The organization is a nonprofit association, which means they are here to serve its members who believe in their mission. The company mission is pretty simple; to encourage the employment of women in the trucking industry, promote their accomplishments, and minimize obstacles faced by women working in the industry. The way Women in Trucking Association impact their members is to be a resource for their members. They provide their members with insight and information to help them increase the percentage of women in their organizations. These include a recruiting and retention guide, an anti-harassment guide, best practices research, and a WIT index for benchmarking. The company also provides webinars, white papers, blogs, and their annual conference, which included over 1,100 registered attendees this past year.
A Power of Becoming Supreme in the Industry
Ellen’s role at the Women In Trucking Association as the founder and CEO is to be the visionary. She imagines where she wanted to be as she changed the trucking industry into a more gender diverse one. For that reason, she needs to depend on their team to take care of the duties that don’t fall under her strengths.

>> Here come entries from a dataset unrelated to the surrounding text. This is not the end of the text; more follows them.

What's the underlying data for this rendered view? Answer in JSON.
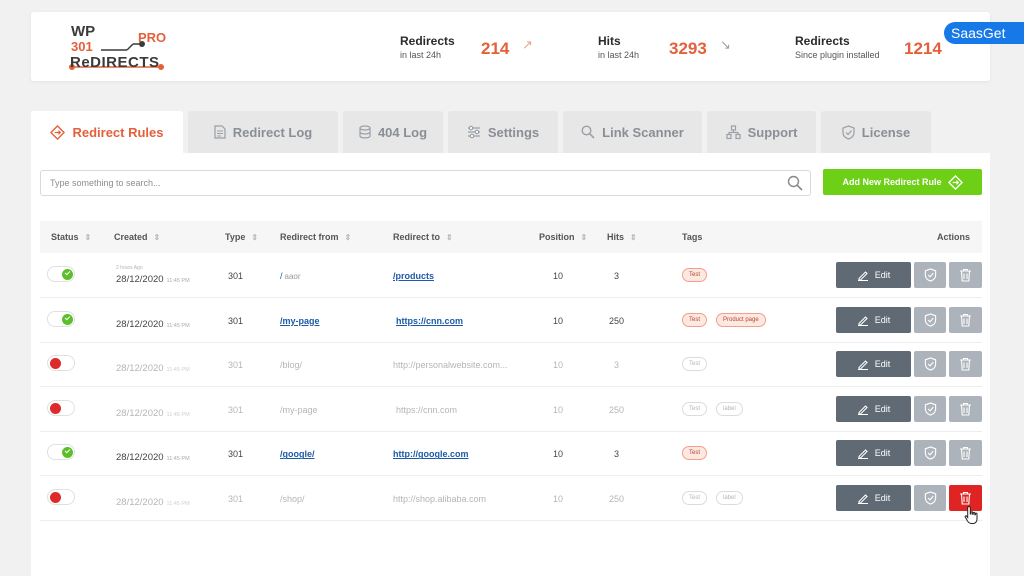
{
  "logo": {
    "wp": "WP",
    "num": "301",
    "pro": "PRO",
    "redirects": "ReDIRECTS"
  },
  "stats": [
    {
      "title": "Redirects",
      "sub": "in last 24h",
      "value": "214",
      "arrow": "↗"
    },
    {
      "title": "Hits",
      "sub": "in last 24h",
      "value": "3293",
      "arrow": "↘"
    },
    {
      "title": "Redirects",
      "sub": "Since plugin installed",
      "value": "1214",
      "arrow": ""
    }
  ],
  "badge": "SaasGet",
  "tabs": [
    {
      "label": "Redirect Rules",
      "icon": "redirect-icon"
    },
    {
      "label": "Redirect Log",
      "icon": "document-icon"
    },
    {
      "label": "404 Log",
      "icon": "database-icon"
    },
    {
      "label": "Settings",
      "icon": "sliders-icon"
    },
    {
      "label": "Link Scanner",
      "icon": "search-icon"
    },
    {
      "label": "Support",
      "icon": "support-icon"
    },
    {
      "label": "License",
      "icon": "shield-icon"
    }
  ],
  "search": {
    "placeholder": "Type something to search..."
  },
  "add_button": "Add New Redirect Rule",
  "columns": [
    "Status",
    "Created",
    "Type",
    "Redirect from",
    "Redirect to",
    "Position",
    "Hits",
    "Tags",
    "Actions"
  ],
  "rows": [
    {
      "status": "on",
      "ago": "2 hours Ago",
      "date": "28/12/2020",
      "time": "11:45 PM",
      "type": "301",
      "from": "/",
      "from_extra": "aaor",
      "to": "/products",
      "position": "10",
      "hits": "3",
      "tags": [
        "Test"
      ]
    },
    {
      "status": "on",
      "ago": "",
      "date": "28/12/2020",
      "time": "11:45 PM",
      "type": "301",
      "from": "/my-page",
      "from_extra": "",
      "to": "https://cnn.com",
      "position": "10",
      "hits": "250",
      "tags": [
        "Test",
        "Product page"
      ]
    },
    {
      "status": "off",
      "ago": "",
      "date": "28/12/2020",
      "time": "11:45 PM",
      "type": "301",
      "from": "/blog/",
      "from_extra": "",
      "to": "http://personalwebsite.com...",
      "position": "10",
      "hits": "3",
      "tags": [
        "Test"
      ]
    },
    {
      "status": "off",
      "ago": "",
      "date": "28/12/2020",
      "time": "11:45 PM",
      "type": "301",
      "from": "/my-page",
      "from_extra": "",
      "to": "https://cnn.com",
      "position": "10",
      "hits": "250",
      "tags": [
        "Test",
        "label"
      ]
    },
    {
      "status": "on",
      "ago": "",
      "date": "28/12/2020",
      "time": "11:45 PM",
      "type": "301",
      "from": "/google/",
      "from_extra": "",
      "to": "http://google.com",
      "position": "10",
      "hits": "3",
      "tags": [
        "Test"
      ]
    },
    {
      "status": "off",
      "ago": "",
      "date": "28/12/2020",
      "time": "11:45 PM",
      "type": "301",
      "from": "/shop/",
      "from_extra": "",
      "to": "http://shop.alibaba.com",
      "position": "10",
      "hits": "250",
      "tags": [
        "Test",
        "label"
      ]
    }
  ],
  "edit_label": "Edit",
  "colors": {
    "accent": "#e4603a",
    "green": "#6ed016",
    "danger": "#e02424",
    "link": "#1d5aa8"
  }
}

This includes the financial aspect of the organization. Ellen feels that by “selling” our mission, the funds will follow from dues, sponsorship, and conference attendance. Also, the details needed to communicate with their members for everything from renewal letters, emails, and social media, as well as their magazine, Redefining the Road, are better handled by other staff members. For that reason, she has a very “hands-off” management approach.
Staying Unique of the Competitor
Since the company’s mission is to increase the percentage of women in the trucking industry, they are primarily supported by women. However, they do employ an association management firm that employs a number of men. So, from that perspective, they are not a very diverse workplace.
Being a Leader, and not a Boss
A leader should empower those around her. Instead of tearing people down, they need to build them up. At Women In Trucking Association, they take the StrengthsFInder™ survey so they can better understand what individual strengths are. Then, they work to remove responsibilities that don’t fit the person’s aptitude. Ellen always believed that it’s easier to assign duties to someone else who is energized by the project instead of expecting performance from someone who isn’t thrilled with the duty. In addition, once a project is assigned, she believes the team member who has accepted the responsibility should take ownership of the end result. She steps aside and waits for the completion of the project. They are genuinely a results-oriented environment, which means that everyone on their team must be self-motivated.
Challenges faced during the journey
As a nonprofit organization representing all women in the trucking industry who are focused on gender diversity transportation, they really don’t have any competition. There are groups that support drivers and those that support carriers. Some even focus on female drivers, but there are none who offer the resources to bring more women into every role from the driver, technician, carrier leader, board member, vendor, and all others. They represent ALL women who work within the supply chain.
Thinking Beyond Future
As a founder of the Women In Trucking Association, Ellen has led the organization in her style. She is well aware that others might have a different perspective, so she has already hired her successor who will start out as Vice President, and move into my role in the coming years. This is going to be a challenge, as she has always been viewed as the “face” of the organization.